It's on every social media platform: the food pics, progress pics, workout pics, selfies, ab selfies, butt selfies, torn callus selfies etc. Then there's the onslaught of "Facebook Fan Pages" people have created for themselves, and their status updates about going #BeastMode on #LegDay and #KillingIt at the gym.

Is this a bad thing?

Not really. I make fitness-related posts. I've taken selfies. I even took a belfie... and then stuck it in an article.

So What's The Problem?

Man in Mirror

The problem is that you can become dependent on recognition.

When fitness is more about impressing people than the pursuit of a healthy, powerful body, when your life revolves around recognition, and when you're motivated by it instead of the effort needed to even deserve it, that becomes an issue.

Getting "likes," "favorites," and "followers" won't make you love the discipline of eating well and working out. It'll only reinforce your need for more attention and pats on the back.

Motivation comes and goes. It's flimsy that way. And it becomes flimsier when it requires constant recognition and input from other people.

Needing recognition sucks.
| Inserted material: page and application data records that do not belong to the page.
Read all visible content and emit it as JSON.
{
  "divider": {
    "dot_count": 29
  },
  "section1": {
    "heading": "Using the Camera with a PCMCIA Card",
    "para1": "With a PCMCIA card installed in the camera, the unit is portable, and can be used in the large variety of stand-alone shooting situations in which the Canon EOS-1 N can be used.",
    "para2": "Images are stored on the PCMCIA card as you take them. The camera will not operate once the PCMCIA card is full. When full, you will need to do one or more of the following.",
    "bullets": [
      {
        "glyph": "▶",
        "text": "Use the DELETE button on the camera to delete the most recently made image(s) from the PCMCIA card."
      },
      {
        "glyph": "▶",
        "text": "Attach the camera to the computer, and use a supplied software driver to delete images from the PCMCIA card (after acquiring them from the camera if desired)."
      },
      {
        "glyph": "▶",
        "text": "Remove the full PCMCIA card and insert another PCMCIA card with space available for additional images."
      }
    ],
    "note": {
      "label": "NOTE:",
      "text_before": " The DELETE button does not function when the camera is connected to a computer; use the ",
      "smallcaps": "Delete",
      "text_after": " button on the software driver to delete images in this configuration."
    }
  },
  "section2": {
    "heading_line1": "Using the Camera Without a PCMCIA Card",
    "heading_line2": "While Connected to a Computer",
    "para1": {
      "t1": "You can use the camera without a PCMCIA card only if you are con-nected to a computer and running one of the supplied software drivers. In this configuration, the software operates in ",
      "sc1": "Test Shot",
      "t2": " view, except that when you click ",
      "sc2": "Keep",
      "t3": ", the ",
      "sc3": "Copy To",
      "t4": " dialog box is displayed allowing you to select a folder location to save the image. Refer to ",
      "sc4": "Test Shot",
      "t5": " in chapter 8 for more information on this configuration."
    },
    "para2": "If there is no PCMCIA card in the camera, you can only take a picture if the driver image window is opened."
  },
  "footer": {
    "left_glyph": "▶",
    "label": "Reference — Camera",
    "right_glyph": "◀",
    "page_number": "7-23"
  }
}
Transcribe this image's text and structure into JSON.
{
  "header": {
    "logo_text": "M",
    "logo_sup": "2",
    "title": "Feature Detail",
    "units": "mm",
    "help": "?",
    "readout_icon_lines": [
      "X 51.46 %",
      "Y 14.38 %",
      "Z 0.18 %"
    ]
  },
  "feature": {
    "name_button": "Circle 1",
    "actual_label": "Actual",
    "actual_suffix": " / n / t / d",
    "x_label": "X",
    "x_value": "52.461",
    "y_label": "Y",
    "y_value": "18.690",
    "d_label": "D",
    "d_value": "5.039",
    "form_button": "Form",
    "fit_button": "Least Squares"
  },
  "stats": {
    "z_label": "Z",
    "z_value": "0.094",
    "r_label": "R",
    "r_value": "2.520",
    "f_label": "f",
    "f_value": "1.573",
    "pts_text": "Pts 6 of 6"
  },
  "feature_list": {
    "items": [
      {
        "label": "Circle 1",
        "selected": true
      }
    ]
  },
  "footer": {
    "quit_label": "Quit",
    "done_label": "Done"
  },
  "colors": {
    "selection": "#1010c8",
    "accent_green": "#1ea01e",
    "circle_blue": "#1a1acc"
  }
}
Not the recognition itself, but the inability to be happy and work hard without it. And it goes way beyond social media. That neediness sucks in real life too.

The Marathoner Who Never Ran

Running Shoes

A woman I worked with in broadcasting decided she was going to prepare for a marathon. We all congratulated her on the decision, and you could tell she loved the feeling of being praised because she made sure everyone in the office knew about it.

But several weeks passed, and pretty soon she was telling us how she was going to become a painter and sell her art.

She never ran a race, nor did she ever sell the unfinished painting that was set up on the easel in her living room. She continued to have aspirations and make temporary improvements but none of them stuck for long.

Her efforts were less about personal achievement, and more about what other people thought of her achievements, even though they hadn't happened.

She lived through the eyes of other people – secondhand – never finding gratification in the work itself, but in the attention she got for it. Being admired was all she needed.

Ever catch yourself thinking the same way, doing things just for the reactions you'll get from other people – whether it's wanting to be envied or admired?

Maybe we've all been guilty of that. But it's risky with diet and exercise.

If your goal is less about the effort and more about the attention, then you won't continue doing the work. You won't master healthy eating, or weight training, or marathon running, or anything that requires a little balls and effort.

Recognition will only get you so far. Eating right and training hard for the rest of your life won't be easy to sustain if you don't inherently enjoy it.

Do The Opposite


Some say you need to tell everyone your goals in order to follow through with them. But for the most part, sharing your ambitions doesn't prove anything except maybe a need to be patted on the back.

The best way to make long term progress? Figure out what kind of person you want to be and why you haven't gotten there yet.

Immerse yourself in the work it'll take, create habits, find pleasure in doing it without accolades, and slowly become a person who's capable of achieving what you're after.

Do you want to be the kind of guy who knows how to cook and eat for leanness? Or the kind of lifter who knows how to make progress on her own in the gym?

Whatever the case, love the effort. Love sucking at times. Love finding answers. Love the idea that you still have a lot of progress to make. Love knowing you have the potential to make it. And once in a while, love keeping some of this process a secret.

Prove (to yourself) that your goals have nothing to do with what other people think, and everything to do with who you want to become.

Solidify your commitment by developing skill before you broadcast it. And maybe even rethink the broadcasting it part, unless you have useful, or at least entertaining, stuff to share. (Hint: No one gives a crap that you ate chicken and rice again for dinner. We've seen chicken and rice before. Really.)

If you succeed, people will notice. If you make major progress, people will ask about it. That's great. But let recognition be the cool side effect of your hard work, not your reason for it.

See for yourself – healthy eating and exercise do exist even when they're not in a selfie, a tweet, or a status update. And goals can be achieved even when they're not publicized.

"Killing it" doesn't require an audience, bro.